On Saturday, I woke up early to take the light rail down to Tukwila International Boulevard Station and take the A Line of RapidRide down to Federal Way Transit Center. It was the first day of operations for RapidRide, and while I'm not nearly as wonky as the good folks at Seattle Transit Blog—read their account of RapidRide here—I am a bit of a transit nerd in that I like to try out new public transportation options as soon as they're available.
And to hear King County tell it, RapidRide is the next big thing. The A Line is the first in a series of 6 bus rapid transit (BRT) lines that will be opening in and around Seattle and Bellevue between now and 2013. (Here's a PDF map of all the lines.) The selling points: BRT runs frequently (every ten minutes during peak times, every fifteen minutes for the rest of the day, every half hour late nights, and the bus stops will be equipped with real time information about the arrival of the next bus); is more accessible for the handicapped and infirm; will come equipped with sensors that will cause traffic lights to favor the buses (green lights will stay green for longer); and all the payment is done at the dedicated bus stop "stations," which means that all three bus doors will open at every stop, supposedly solving the bottleneck-at-the-front problem Metro currently has. The stops, too, are spaced further apart—about a half-mile apiece.
The rapid part is all in theory right now. As I understand it, the traffic-light-changing technology was not up and running yet, and there were of course a lot of first-day glitches (the A Line replaces the old 174 route, and confused regular 174 riders were waiting at the decommissioned stops), which made the RapidRide trip to Federal Way Transit Center about forty minutes long. (According to schedules, the 174 took 45 minutes to do the same route.) And while the people who will depend on the A Line for their rush-hour commuting will no doubt become very good at boarding and deboarding quickly and in the pay-at-the-station style RapidRide requests, there will no doubt always be a series of confused people who will need the experience explained to them.
The bottom line is this: Except for the shiny, fancy stations at each stop, the RapidRide experience is basically the exact same as riding the bus anywhere else in Seattle. It may shave minutes off the trip—which, don't get me wrong, is important!—but it's still going to get stuck in traffic jams, it's still going to fall prey to problematic riders, and it's not going to change anyone's mind about taking the bus in Seattle. The thing that worries me is that anti-transit politicians will point to BRT as a reason why we don't need light rail service in Seattle, and that's bullshit. BRT will hopefully alleviate some rush-hour commuting problems Seattle is facing, but it should just be one item on a broader menu of options, including rail and streetcars. It's not a solution to transit problems.

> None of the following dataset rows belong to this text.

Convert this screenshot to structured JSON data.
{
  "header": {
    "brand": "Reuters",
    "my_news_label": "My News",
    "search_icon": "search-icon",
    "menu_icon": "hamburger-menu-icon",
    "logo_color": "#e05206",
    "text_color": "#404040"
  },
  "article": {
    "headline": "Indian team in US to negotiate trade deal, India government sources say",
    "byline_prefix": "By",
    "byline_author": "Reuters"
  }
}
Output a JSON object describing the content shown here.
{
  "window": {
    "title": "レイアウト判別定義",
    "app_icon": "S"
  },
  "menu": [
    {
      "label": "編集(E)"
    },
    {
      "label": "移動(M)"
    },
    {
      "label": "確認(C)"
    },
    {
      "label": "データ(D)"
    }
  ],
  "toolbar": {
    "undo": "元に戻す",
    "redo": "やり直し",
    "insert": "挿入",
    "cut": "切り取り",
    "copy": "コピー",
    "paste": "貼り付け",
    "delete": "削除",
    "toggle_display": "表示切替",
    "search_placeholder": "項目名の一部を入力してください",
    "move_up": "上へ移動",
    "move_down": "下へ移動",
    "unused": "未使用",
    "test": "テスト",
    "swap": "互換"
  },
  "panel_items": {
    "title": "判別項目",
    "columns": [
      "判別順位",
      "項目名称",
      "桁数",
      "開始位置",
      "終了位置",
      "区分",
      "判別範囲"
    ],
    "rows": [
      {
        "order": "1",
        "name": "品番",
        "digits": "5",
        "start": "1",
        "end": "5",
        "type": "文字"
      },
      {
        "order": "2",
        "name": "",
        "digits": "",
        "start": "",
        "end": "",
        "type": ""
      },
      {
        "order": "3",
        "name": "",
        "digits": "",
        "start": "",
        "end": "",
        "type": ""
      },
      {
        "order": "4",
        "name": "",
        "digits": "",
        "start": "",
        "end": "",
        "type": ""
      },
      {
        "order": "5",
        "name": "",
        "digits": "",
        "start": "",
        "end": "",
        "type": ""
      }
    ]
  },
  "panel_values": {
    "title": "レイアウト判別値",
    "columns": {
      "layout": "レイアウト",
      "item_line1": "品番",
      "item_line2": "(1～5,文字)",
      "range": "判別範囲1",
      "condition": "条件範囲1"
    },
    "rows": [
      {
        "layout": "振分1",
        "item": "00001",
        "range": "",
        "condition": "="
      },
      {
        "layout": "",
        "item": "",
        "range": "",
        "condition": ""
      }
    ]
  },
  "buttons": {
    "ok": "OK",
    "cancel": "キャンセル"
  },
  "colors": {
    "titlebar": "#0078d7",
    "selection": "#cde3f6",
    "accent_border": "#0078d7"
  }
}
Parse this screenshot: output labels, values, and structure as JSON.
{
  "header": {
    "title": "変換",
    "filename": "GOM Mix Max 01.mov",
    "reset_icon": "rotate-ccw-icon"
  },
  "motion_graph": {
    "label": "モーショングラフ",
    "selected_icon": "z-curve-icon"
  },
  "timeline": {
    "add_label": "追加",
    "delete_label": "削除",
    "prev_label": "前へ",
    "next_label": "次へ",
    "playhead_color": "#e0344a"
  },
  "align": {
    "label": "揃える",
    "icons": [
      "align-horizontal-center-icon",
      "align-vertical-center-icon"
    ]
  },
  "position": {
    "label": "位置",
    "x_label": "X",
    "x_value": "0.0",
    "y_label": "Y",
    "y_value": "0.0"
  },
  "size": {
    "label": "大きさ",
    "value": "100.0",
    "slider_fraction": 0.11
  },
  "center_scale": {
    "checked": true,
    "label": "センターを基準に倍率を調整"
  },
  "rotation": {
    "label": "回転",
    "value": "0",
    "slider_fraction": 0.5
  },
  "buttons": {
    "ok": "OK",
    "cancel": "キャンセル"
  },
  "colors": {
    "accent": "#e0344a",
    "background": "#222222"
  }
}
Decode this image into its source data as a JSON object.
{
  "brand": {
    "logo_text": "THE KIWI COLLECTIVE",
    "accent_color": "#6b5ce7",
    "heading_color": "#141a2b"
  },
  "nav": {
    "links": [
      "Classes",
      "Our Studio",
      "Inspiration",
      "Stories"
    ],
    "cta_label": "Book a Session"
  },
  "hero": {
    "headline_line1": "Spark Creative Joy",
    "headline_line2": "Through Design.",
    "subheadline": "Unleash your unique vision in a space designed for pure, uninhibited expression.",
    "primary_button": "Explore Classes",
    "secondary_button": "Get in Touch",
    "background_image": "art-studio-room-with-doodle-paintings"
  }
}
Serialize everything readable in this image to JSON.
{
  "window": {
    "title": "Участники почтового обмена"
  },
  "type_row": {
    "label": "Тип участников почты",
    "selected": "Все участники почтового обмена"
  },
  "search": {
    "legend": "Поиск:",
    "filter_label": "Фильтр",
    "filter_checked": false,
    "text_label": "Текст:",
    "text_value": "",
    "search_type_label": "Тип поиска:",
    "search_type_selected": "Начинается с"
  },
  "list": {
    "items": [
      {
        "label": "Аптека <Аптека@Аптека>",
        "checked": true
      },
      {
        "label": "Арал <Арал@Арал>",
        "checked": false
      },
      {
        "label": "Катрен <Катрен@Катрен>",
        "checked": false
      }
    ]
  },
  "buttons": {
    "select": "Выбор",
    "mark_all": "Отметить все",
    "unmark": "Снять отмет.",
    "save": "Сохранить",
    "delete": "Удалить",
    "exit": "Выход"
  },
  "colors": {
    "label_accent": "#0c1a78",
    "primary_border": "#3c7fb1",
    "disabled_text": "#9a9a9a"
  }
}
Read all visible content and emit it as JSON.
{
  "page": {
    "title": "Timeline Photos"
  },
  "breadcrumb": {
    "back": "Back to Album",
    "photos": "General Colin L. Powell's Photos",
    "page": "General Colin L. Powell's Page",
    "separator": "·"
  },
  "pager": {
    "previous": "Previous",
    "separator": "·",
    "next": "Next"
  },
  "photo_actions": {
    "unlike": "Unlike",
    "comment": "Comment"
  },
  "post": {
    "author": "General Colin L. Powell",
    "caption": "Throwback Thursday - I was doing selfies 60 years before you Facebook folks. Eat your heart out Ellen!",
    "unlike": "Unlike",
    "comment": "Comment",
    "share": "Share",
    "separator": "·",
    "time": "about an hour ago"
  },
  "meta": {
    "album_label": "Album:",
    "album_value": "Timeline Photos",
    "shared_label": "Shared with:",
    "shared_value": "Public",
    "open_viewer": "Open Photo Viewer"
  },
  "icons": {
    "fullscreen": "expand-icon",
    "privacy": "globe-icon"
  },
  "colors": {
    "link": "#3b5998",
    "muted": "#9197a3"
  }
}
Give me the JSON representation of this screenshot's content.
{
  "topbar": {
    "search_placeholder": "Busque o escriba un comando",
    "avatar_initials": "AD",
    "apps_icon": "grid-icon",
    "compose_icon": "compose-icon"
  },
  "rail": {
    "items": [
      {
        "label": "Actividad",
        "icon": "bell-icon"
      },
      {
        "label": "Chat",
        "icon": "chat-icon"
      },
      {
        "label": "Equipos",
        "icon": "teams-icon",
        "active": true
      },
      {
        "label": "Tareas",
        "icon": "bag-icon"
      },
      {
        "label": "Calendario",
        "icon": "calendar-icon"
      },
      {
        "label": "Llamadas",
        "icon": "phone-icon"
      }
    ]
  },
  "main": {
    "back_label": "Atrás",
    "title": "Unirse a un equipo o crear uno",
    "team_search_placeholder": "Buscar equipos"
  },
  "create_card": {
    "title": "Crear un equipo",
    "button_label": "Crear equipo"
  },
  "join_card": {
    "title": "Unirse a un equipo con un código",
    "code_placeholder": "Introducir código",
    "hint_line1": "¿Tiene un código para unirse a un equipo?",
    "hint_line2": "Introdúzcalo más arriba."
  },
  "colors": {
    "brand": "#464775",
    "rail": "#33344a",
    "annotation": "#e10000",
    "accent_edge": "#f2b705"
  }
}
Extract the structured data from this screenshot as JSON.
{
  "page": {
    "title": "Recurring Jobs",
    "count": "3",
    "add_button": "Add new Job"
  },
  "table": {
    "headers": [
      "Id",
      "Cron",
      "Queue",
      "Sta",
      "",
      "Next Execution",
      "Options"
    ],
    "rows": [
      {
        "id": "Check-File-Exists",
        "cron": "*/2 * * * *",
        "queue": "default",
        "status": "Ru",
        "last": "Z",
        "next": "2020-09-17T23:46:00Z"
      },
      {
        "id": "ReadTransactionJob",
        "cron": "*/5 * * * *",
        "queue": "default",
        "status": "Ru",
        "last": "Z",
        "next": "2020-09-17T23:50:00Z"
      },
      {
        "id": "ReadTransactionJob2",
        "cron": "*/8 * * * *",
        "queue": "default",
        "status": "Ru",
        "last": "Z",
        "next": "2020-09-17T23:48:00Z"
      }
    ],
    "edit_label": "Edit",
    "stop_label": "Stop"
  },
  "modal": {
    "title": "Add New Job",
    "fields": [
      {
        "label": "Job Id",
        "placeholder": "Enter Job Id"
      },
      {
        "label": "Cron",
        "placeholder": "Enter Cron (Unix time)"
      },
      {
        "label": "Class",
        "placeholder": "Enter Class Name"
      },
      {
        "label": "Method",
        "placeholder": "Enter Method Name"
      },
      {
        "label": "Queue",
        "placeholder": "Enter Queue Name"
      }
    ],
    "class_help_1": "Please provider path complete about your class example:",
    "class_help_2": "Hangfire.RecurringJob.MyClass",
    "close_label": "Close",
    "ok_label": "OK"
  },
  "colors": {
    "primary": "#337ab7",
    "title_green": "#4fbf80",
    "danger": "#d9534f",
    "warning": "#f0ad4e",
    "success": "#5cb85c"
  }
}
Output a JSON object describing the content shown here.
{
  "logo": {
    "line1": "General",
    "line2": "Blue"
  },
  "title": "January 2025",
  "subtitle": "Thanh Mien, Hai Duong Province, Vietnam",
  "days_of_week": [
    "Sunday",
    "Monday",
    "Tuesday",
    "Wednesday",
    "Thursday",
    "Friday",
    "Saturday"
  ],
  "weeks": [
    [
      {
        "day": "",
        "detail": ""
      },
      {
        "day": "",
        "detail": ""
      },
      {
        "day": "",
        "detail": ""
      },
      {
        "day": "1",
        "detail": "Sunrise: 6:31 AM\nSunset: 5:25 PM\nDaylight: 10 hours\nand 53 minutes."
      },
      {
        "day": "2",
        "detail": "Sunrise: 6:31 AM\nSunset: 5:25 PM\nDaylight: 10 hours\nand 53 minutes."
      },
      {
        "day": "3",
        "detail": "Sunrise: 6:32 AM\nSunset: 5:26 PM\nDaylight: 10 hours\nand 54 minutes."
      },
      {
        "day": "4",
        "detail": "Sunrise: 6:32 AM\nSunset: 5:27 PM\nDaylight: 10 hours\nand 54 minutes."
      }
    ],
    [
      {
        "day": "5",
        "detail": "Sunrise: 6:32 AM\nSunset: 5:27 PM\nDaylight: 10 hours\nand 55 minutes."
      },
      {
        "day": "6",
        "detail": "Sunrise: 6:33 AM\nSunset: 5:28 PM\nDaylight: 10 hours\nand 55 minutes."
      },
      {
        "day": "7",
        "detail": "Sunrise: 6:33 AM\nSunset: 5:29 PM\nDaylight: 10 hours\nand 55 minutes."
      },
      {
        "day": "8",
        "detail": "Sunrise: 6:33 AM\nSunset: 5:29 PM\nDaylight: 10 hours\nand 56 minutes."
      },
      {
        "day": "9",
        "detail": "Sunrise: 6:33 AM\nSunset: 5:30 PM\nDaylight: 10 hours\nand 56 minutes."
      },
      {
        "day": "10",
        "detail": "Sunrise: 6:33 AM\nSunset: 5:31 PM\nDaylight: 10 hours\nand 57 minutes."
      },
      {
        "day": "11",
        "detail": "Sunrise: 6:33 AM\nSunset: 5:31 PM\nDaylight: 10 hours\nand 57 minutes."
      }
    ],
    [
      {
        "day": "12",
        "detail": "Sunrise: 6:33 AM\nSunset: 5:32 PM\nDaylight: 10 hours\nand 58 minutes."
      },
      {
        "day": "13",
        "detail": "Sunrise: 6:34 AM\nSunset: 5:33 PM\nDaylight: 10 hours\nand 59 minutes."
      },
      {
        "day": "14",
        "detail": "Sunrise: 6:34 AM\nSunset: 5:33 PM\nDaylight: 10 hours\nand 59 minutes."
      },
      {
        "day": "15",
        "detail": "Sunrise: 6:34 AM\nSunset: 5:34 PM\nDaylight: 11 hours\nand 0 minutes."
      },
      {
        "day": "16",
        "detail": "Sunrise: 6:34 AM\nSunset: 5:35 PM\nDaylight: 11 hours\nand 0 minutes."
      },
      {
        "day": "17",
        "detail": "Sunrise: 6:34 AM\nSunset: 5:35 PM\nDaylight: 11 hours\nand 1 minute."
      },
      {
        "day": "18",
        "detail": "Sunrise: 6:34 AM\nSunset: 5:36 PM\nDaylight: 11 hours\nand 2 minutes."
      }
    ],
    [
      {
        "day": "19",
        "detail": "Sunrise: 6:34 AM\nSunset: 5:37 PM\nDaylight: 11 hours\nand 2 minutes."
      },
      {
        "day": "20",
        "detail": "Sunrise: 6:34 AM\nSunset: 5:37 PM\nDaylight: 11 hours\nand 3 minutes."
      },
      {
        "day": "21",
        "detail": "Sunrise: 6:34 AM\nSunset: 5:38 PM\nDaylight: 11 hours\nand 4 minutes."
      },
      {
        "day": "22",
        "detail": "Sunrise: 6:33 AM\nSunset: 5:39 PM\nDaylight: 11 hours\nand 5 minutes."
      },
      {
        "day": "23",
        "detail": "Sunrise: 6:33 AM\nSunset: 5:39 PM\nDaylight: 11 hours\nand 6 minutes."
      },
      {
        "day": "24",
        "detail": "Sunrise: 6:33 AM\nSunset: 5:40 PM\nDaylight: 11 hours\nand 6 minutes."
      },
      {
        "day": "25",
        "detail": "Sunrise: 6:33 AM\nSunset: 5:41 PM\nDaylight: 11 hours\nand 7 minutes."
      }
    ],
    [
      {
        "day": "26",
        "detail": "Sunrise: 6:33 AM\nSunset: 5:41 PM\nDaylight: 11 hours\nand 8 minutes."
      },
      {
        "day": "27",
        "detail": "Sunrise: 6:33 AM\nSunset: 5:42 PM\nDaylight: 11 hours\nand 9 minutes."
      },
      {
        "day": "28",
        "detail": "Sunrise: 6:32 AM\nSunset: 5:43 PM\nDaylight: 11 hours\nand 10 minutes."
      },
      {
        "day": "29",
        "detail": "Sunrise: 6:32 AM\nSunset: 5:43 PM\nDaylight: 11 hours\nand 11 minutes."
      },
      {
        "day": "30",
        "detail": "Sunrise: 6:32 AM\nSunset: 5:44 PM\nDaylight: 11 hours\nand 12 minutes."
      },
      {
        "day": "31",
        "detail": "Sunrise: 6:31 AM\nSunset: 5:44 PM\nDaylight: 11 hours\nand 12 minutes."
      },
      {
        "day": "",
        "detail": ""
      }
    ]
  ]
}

Still, I really enjoyed the opportunity to spend the afternoon walking around Federal Way. Did you know that the World Championship of Sand Sculpting is going on there right now? And that the Federal Way Commons—a mall with lots sad-looking closed storefronts—has a pretty nifty arcade and a big movie theater? And that they have a creepy Mormon thrift store (side note to Mormons: I know it's your history and all, but has it ever occurred to you that making a beehive your logo sends a really disturbing message to outsiders?) And lots of Canadian geese? This kind of exploration—22 miles from my house and back, for $4, round trip—is why I think public transit is awesome.